Health should be simple. Too often, it's not. I hate reading most health articles. The author, who always fancies himself an expert, latches on to some macronutrient (fat, carbs, protein), micronutrient (Vitamin D, zinc, iron), or superfood (acai berries, pomegranate) -- and then offers a recommendation that goes something like this: If only you avoid [macronutrient], supplement with [micronutrient], and eat lots of [expensive organic superfood that I sell], then you will be healthy!! The problem is, the recommendation changes every year.
Here is a simple way to understand how to be healthy. This is the shortest history of humanity you'll ever read (three words): wild, domesticated, industrial.
- Wild: Humans lived as hunter-gatherers in the wild (~1-2 million years, including recent ancestors)
- Domesticated: Humans domesticated plants and animals during the Agricultural Revolution, and lived as farmers and herders (~10k years)
- Industrial: Humans built the industrial food system and started eating processed foods (~100 years or fewer)
Nearly all conventional health authorities recommend that you move from an Industrial Diet (processed foods, soda, Pop Tarts) to a traditional Farmer's Diet (whole grains, dairy, organic). It's a good first step. I'm simply recommending that we go one step further back in time, to a Hunter-Gatherer Diet.
And that's it! Really, that's it. It needs to be no more complicated than that. Remove processed foods. Remove farmer foods. DONE.
Note: If this were drawn to scale, you wouldn't even be able to see the Industrial phase, and the farming phase would be a small sliver
You can apply this simple framework (Wild, Domesticated, Industrial), not just to food, but to all lifestyle aspects related to health. I'll be using this framework in my book -- it's not original to me, it's a standard way to look at human history in anthropology.
A few additional points:
- The reason why I advocate a hunter-gatherer diet is that humans tended to be physically healthy living as hunter-gatherers in the wild. We'll review some of that evidence in future posts.
- To eat a traditional Farmer's Diet, you don't need to live on a farm and be a farmer. Similarly, to eat a hunter-gatherer diet, you don't need to live in the wild and be a hunter-gatherer. You need to replicate the key aspects of the diet and lifestyle.
- There are beneficial foods and technologies from modern times (duh) -- let's take the best of the old with the best of the new.
- We can argue all day long about what the "true" paleo diet is. How much saturated fat, how much seasonal eating, how much meat. Blah, blah, blah. The historical reality is that there were many hunter-gatherer diets. This is the difficulty of creating a single set of food guidelines for the Paleo Challenge. The more important point is that you adopt a hunter-gatherer diet, not the hunter-gatherer diet (there isn't one).

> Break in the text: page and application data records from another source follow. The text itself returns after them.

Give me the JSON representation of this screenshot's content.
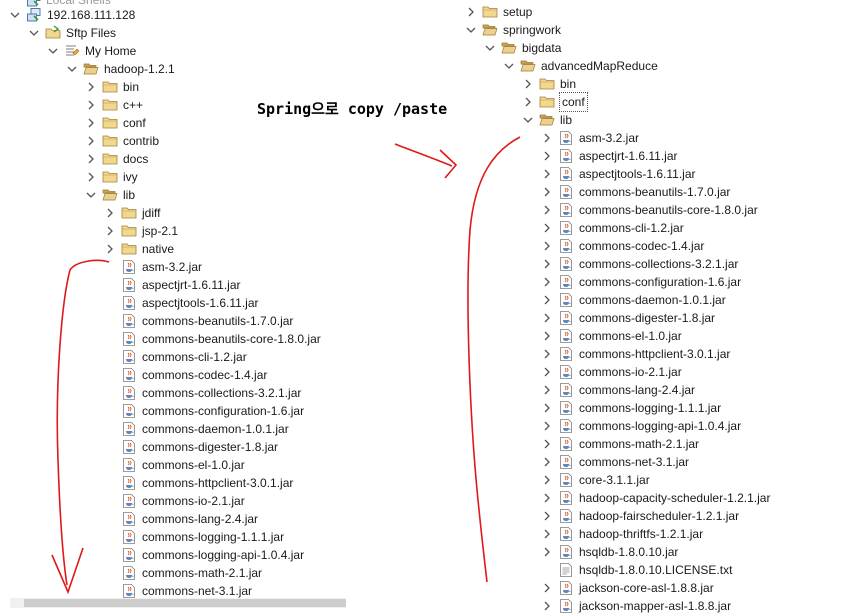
{
  "left_tree": {
    "partial_top_label": "Local Shells",
    "host": "192.168.111.128",
    "sftp_files": "Sftp Files",
    "my_home": "My Home",
    "hadoop_folder": "hadoop-1.2.1",
    "hadoop_children": [
      "bin",
      "c++",
      "conf",
      "contrib",
      "docs",
      "ivy"
    ],
    "lib_folder": "lib",
    "lib_subfolders": [
      "jdiff",
      "jsp-2.1",
      "native"
    ],
    "jars": [
      "asm-3.2.jar",
      "aspectjrt-1.6.11.jar",
      "aspectjtools-1.6.11.jar",
      "commons-beanutils-1.7.0.jar",
      "commons-beanutils-core-1.8.0.jar",
      "commons-cli-1.2.jar",
      "commons-codec-1.4.jar",
      "commons-collections-3.2.1.jar",
      "commons-configuration-1.6.jar",
      "commons-daemon-1.0.1.jar",
      "commons-digester-1.8.jar",
      "commons-el-1.0.jar",
      "commons-httpclient-3.0.1.jar",
      "commons-io-2.1.jar",
      "commons-lang-2.4.jar",
      "commons-logging-1.1.1.jar",
      "commons-logging-api-1.0.4.jar",
      "commons-math-2.1.jar",
      "commons-net-3.1.jar"
    ]
  },
  "right_tree": {
    "setup": "setup",
    "springwork": "springwork",
    "bigdata": "bigdata",
    "advanced": "advancedMapReduce",
    "bin": "bin",
    "conf": "conf",
    "lib": "lib",
    "files": [
      "asm-3.2.jar",
      "aspectjrt-1.6.11.jar",
      "aspectjtools-1.6.11.jar",
      "commons-beanutils-1.7.0.jar",
      "commons-beanutils-core-1.8.0.jar",
      "commons-cli-1.2.jar",
      "commons-codec-1.4.jar",
      "commons-collections-3.2.1.jar",
      "commons-configuration-1.6.jar",
      "commons-daemon-1.0.1.jar",
      "commons-digester-1.8.jar",
      "commons-el-1.0.jar",
      "commons-httpclient-3.0.1.jar",
      "commons-io-2.1.jar",
      "commons-lang-2.4.jar",
      "commons-logging-1.1.1.jar",
      "commons-logging-api-1.0.4.jar",
      "commons-math-2.1.jar",
      "commons-net-3.1.jar",
      "core-3.1.1.jar",
      "hadoop-capacity-scheduler-1.2.1.jar",
      "hadoop-fairscheduler-1.2.1.jar",
      "hadoop-thriftfs-1.2.1.jar",
      "hsqldb-1.8.0.10.jar",
      "hsqldb-1.8.0.10.LICENSE.txt",
      "jackson-core-asl-1.8.8.jar",
      "jackson-mapper-asl-1.8.8.jar"
    ]
  },
  "annotation": "Spring으로 copy /paste",
  "colors": {
    "folder": "#dcb67a",
    "ink": "#e01919",
    "chevron": "#555555"
  }
}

There are tons of resources to explore how to get started: PaNu, Paleo Intro, Paleo Diet, or CrossFit NYC. Or buy one of these books -- it doesn't really matter which one:

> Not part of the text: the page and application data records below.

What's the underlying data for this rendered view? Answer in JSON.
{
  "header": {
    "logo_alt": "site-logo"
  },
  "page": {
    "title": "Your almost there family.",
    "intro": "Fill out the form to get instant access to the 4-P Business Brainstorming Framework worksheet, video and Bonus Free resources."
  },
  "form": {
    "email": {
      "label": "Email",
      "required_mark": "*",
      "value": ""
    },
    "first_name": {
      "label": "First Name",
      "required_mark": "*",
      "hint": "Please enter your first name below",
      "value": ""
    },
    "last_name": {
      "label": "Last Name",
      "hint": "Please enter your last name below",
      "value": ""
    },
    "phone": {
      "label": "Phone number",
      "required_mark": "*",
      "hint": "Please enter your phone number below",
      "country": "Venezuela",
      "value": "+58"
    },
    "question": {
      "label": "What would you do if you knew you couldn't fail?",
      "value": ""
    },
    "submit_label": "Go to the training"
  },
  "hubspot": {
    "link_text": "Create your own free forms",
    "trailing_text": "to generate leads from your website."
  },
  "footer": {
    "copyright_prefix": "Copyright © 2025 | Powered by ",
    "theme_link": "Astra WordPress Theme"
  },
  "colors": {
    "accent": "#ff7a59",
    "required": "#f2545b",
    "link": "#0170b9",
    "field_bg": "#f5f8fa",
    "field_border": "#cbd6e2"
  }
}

And you know what, pick any of these approaches for the Paleo Challenge. But you have to pick something and stick to it. Fundamentally, they all boil down to a simple recommendation:
Step 1: Don't eat processed foods
Step 2: Eat wild
Pretty simple, right?